S.No

Property

Chromoplast

Chloroplast

Leucoplast

1

Function

Photosynthesis 

Pigment synthesis and storage

Synthesis and storage of compounds

2

Pigments

Chlorophyll

Carotenoids, anthocyanins

None

3

Color

Green

Red,yellow, orange

Colorless

4

Found in

Leaves, stems

Fruits, flowers

Roots, seeds

5

Involved in

Energy production

Coloration of plant tissue

Cellular processes

6

Importance

Essential for plant survival

Aesthetic and nutritional importance

Essential for plant growth and development

7

Examples

Spinach leaves

Tomato fruit

Potato tuber


Summary

Chloroplasts are organelles found in plant cells that are responsible for photosynthesis. Chromoplasts are a type of plastid that contain pigments and are involved in the synthesis and storage of pigments. Leucoplasts are a type of plastid that are involved in the synthesis and storage of various compounds such as starch, lipids, and proteins. They are non-pigmented and can differentiate into other types of plastids such as chromoplasts and amyloplasts.
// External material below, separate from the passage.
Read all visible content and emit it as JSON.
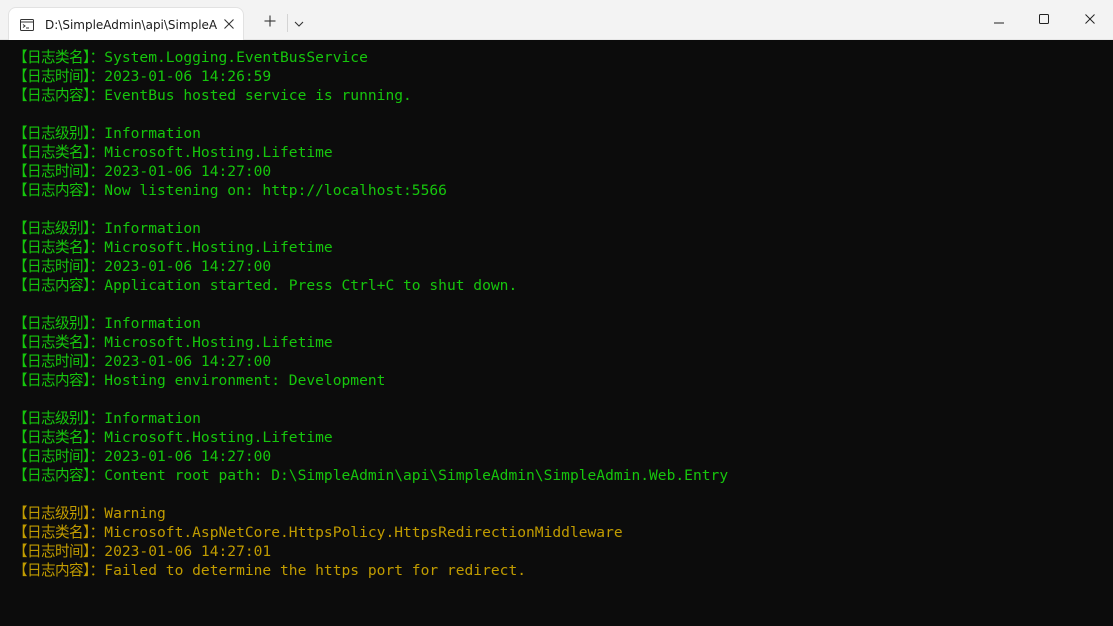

Examples of plant tissues that contain chloroplasts include leaves, stems, and green fruit. Examples of chromoplast-containing plant structures include tomato fruits, carrot roots, and flower petals. Examples of plant tissues that contain leucoplasts include roots, tubers, and seeds.

FAQs on Difference Between Chromoplasts and Leucoplasts
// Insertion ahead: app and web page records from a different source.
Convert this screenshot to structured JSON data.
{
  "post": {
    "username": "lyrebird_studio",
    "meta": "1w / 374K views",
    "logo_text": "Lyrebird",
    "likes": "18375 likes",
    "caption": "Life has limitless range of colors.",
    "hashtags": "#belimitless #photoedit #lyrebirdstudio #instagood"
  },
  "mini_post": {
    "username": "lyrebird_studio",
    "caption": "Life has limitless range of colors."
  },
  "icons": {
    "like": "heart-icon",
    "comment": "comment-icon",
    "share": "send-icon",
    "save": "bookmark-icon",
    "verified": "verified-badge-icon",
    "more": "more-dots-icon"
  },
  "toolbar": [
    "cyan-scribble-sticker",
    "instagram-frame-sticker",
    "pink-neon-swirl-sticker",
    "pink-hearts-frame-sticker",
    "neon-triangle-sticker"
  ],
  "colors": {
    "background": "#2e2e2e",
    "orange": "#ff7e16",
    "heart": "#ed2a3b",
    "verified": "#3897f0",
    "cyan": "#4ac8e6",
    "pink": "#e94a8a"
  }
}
1. What is the difference between chromoplast, chloroplast, and leucoplast?

Chloroplasts, chromoplasts, and leucoplasts are all types of plastids found in plant cells. However, they differ in their structure, function, and pigmentation. Chloroplasts are responsible for photosynthesis and contain chlorophyll, a green pigment that absorbs light energy and converts it into chemical energy. Chromoplasts contain pigments such as carotenoids and anthocyanins, and are involved in the synthesis and storage of pigments. Leucoplasts are non-pigmented and are involved in the synthesis and storage of various compounds such as starch, lipids, and proteins. They can differentiate into other types of plastids such as chromoplasts and amyloplasts.

2. What is the function of chromoplast, chloroplast, and leucoplast?

Chloroplasts are responsible for photosynthesis, which is the process by which plants convert light energy into chemical energy. Chromoplasts are involved in the synthesis and storage of pigments, which give plants their characteristic colors. Leucoplasts are involved in the synthesis and storage of various compounds such as starch, lipids, and proteins. They are non-pigmented and can differentiate into other types of plastids such as chromoplasts and amyloplasts.

3. What is common between chloroplast, chromoplast and leucoplast?

Chloroplasts, chromoplasts, and leucoplasts are all types of plastids found in plant cells. Although they differ in their structure, function, and pigmentation, they all play a crucial role in the growth, development, and survival of plants. Specifically, they are involved in the synthesis and storage of various compounds such as pigments, starch, lipids, and proteins. Additionally, they can differentiate into other types of plastids, depending on the plant's needs. Finally, they are all membrane-bound organelles that have their own DNA and ribosomes, which suggests that they were once free-living bacteria that were engulfed by ancestral plant cells in a process called endosymbiosis.